▸ **Data to process**:
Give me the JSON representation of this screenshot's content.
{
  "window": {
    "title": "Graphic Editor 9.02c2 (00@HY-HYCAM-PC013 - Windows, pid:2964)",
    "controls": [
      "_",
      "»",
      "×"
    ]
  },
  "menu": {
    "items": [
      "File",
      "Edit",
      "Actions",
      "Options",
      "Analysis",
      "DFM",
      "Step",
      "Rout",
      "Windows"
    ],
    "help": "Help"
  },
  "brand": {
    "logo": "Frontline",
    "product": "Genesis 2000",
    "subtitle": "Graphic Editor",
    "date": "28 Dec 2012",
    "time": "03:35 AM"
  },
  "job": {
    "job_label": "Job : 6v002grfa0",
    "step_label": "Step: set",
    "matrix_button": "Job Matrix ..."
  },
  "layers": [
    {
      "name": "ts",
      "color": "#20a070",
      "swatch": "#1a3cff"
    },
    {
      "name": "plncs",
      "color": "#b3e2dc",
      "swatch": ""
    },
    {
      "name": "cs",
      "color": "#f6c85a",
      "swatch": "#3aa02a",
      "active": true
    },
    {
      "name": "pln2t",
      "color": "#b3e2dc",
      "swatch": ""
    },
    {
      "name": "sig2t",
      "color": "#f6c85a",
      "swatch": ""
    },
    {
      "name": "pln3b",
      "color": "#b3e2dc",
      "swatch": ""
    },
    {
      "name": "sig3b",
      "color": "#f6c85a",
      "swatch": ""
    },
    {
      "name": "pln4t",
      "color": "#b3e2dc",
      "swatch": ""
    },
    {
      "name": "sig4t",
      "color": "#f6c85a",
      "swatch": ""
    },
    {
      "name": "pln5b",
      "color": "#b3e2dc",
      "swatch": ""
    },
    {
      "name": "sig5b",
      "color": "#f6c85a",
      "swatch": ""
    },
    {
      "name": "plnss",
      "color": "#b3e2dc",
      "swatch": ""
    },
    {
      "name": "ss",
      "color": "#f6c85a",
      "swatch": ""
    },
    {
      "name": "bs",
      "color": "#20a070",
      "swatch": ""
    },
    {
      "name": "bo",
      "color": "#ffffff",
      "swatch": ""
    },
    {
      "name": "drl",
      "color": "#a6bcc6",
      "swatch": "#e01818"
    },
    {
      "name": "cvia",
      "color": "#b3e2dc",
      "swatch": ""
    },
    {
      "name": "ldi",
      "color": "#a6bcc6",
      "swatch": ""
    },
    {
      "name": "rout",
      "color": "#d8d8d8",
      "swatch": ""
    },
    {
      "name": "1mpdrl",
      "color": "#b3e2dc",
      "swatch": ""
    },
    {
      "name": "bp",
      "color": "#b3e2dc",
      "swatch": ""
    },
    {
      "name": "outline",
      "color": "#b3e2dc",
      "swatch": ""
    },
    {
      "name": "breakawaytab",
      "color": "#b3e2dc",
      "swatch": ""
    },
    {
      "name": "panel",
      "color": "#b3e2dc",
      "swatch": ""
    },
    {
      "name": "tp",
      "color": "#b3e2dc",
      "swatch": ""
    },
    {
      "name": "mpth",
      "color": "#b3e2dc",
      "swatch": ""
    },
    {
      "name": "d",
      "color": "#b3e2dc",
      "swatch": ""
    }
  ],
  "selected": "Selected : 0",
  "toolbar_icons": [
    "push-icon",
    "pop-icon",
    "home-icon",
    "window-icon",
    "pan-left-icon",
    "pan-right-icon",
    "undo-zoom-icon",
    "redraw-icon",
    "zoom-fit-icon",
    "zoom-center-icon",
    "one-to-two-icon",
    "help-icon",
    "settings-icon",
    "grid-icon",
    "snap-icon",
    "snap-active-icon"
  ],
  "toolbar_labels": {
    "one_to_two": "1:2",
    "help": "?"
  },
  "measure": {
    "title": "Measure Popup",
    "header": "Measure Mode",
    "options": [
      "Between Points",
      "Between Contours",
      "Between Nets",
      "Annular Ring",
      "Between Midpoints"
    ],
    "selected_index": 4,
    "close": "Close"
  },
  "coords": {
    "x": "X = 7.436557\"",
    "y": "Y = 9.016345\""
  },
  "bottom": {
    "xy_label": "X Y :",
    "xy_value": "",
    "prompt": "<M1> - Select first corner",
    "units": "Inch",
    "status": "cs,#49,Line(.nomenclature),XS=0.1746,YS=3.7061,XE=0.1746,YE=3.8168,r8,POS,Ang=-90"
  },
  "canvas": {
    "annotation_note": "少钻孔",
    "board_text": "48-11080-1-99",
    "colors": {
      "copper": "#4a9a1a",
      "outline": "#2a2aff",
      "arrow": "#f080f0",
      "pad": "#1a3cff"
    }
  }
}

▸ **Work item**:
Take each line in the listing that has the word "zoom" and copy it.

▸ **Answer space**:
    "undo-zoom-icon",
    "zoom-fit-icon",
    "zoom-center-icon",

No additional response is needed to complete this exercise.